  23. 23. Darbar D, Jahangir A, Hammill SC, Gersh BJ (2002) P wave signal-averaged electrocardiography to identify risk for atrial fibrillation. Pacing Clin Electrophysiol 25: 1447–1453.
  24. 24. Rosenberg MA, Gottdiener JS, Heckbert SR, Mukamal KJ (2012) Echocardiographic diastolic parameters and risk of atrial fibrillation: the Cardiovascular Health Study. Eur Heart J 33: 904–912.
  25. 25. Chamberlain AM, Agarwal SK, Folsom AR, Soliman EZ, Chambless LE, et al. (2011) A clinical risk score for atrial fibrillation in a biracial prospective cohort (from the Atherosclerosis Risk in Communities [ARIC] study). Am J Cardiol 107: 85–91.

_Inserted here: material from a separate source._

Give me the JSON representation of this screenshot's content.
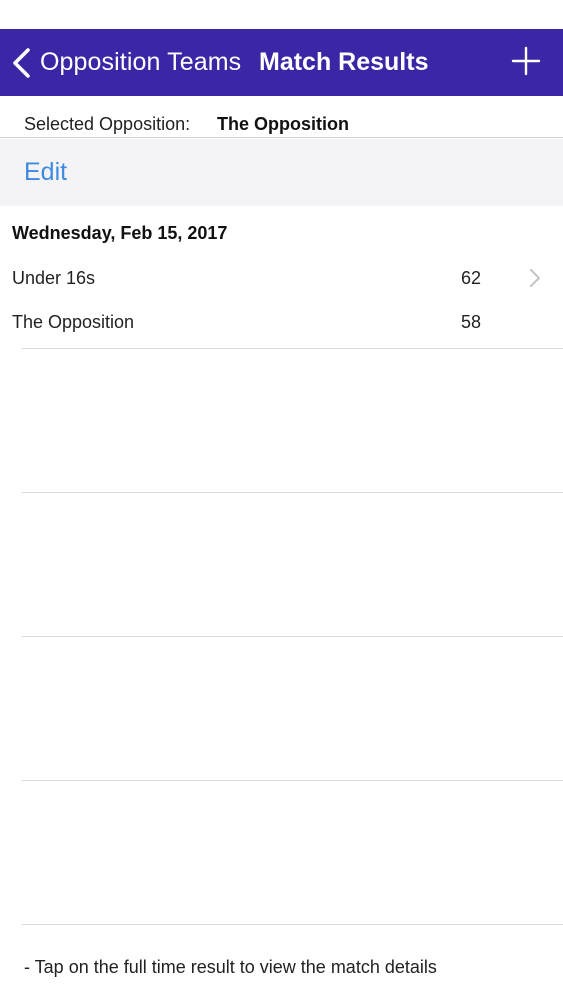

  26. 26. Rijzewijk LJ, van der Meer RW, Smit JW, Diamant M, Bax JJ, et al. (2008) Myocardial steatosis is an independent predictor of diastolic dysfunction in type 2 diabetes mellitus. J Am Coll Cardiol 52: 1793–1799.

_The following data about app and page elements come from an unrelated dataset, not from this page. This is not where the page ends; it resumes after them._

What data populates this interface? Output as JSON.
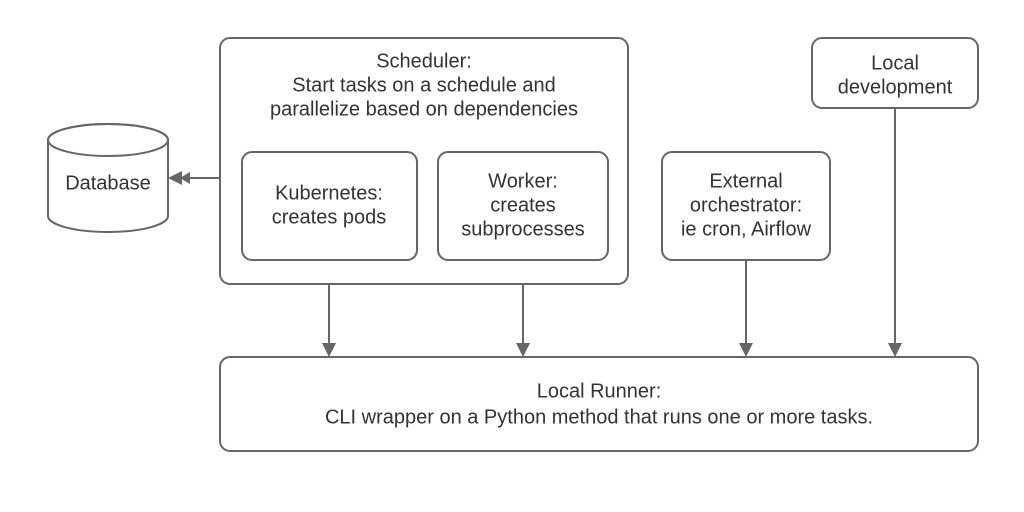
{
  "database": {
    "label": "Database"
  },
  "scheduler": {
    "title": "Scheduler:",
    "desc1": "Start tasks on a schedule and",
    "desc2": "parallelize based on dependencies"
  },
  "kubernetes": {
    "line1": "Kubernetes:",
    "line2": "creates pods"
  },
  "worker": {
    "line1": "Worker:",
    "line2": "creates",
    "line3": "subprocesses"
  },
  "external": {
    "line1": "External",
    "line2": "orchestrator:",
    "line3": "ie cron, Airflow"
  },
  "localdev": {
    "line1": "Local",
    "line2": "development"
  },
  "localrunner": {
    "line1": "Local Runner:",
    "line2": "CLI wrapper on a Python method that runs one or more tasks."
  }
}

  27. 27. Ng AC, Delgado V, Bertini M, van der Meer RW, Rijzewijk LJ, et al. (2010) Myocardial steatosis and biventricular strain and strain rate imaging in patients with type 2 diabetes mellitus. Circulation 122: 2538–2544.
  28. 28. Fox CS, Gona P, Hoffmann U, Porter SA, Salton CJ, et al. (2009) Pericardial fat, intrathoracic fat, and measures of left ventricular structure and function: the Framingham Heart Study. Circulation 119: 1586–1591.
  29. 29. Thanassoulis G, Massaro JM, O'Donnell CJ, Hoffmann U, Levy D, et al. (2010) Pericardial fat is associated with prevalent atrial fibrillation: the Framingham Heart Study. Circ Arrhythm Electrophysiol 3: 345–350.
  30. 30. Shin SY, Yong HS, Lim HE, Na JO, Choi CU, et al. (2011) Total and interatrial epicardial adipose tissues are independently associated with left atrial remodeling in patients with atrial fibrillation. J Cardiovasc Electrophysiol 22: 647–655.
  31. 31. Lin YK, Chen YC, Chen JH, Chen SA, Chen YJ (2012) Adipocytes modulate the electrophysiology of atrial myocytes: implications in obesity-induced atrial fibrillation. Basic Res Cardiol 107: 293.
  32. 32. Targher G, Chonchol M, Miele L, Zoppini G, Pichiri I, et al. (2009) Non-alcoholic fatty liver disease as a contributor to hypercoagulation and thrombophilia in the metabolic syndrome. Semin Thromb Hemost 35: 277–287.
  33. 33. Chung MK, Martin DO, Sprecher D, Wazni O, Kanderian A, et al. (2001) C-reactive protein elevation in patients with atrial arrhythmias. Inflammatory mechanisms and persistence of atrial fibrillation. Circulation 104: 2886–2891.
  34. 34. Liu T, Li G, Li L, Korantzopoulos P (2007) Association between C-reactive protein and recurrence of atrial fibrillation after successful electrical cardioversion: a meta-analysis. J Am Coll Cardiol 49: 1642–1648.
  35. 35. Schnabel RB, Larson MG, Yamamoto JF, Sullivan LM, Pencina MJ, et al. (2010) Relations of biomarkers of distinct pathophysiological pathways and atrial fibrillation incidence in the community. Circulation 121: 200–207.
  36. 36. Conen D, Ridker PM, Everett BM, Tedrow UB, Rose L, et al. (2010) A multimarker approach to assess the influence of inflammation on the incidence of atrial fibrillation in women. Eur Heart J 31: 1730–1736.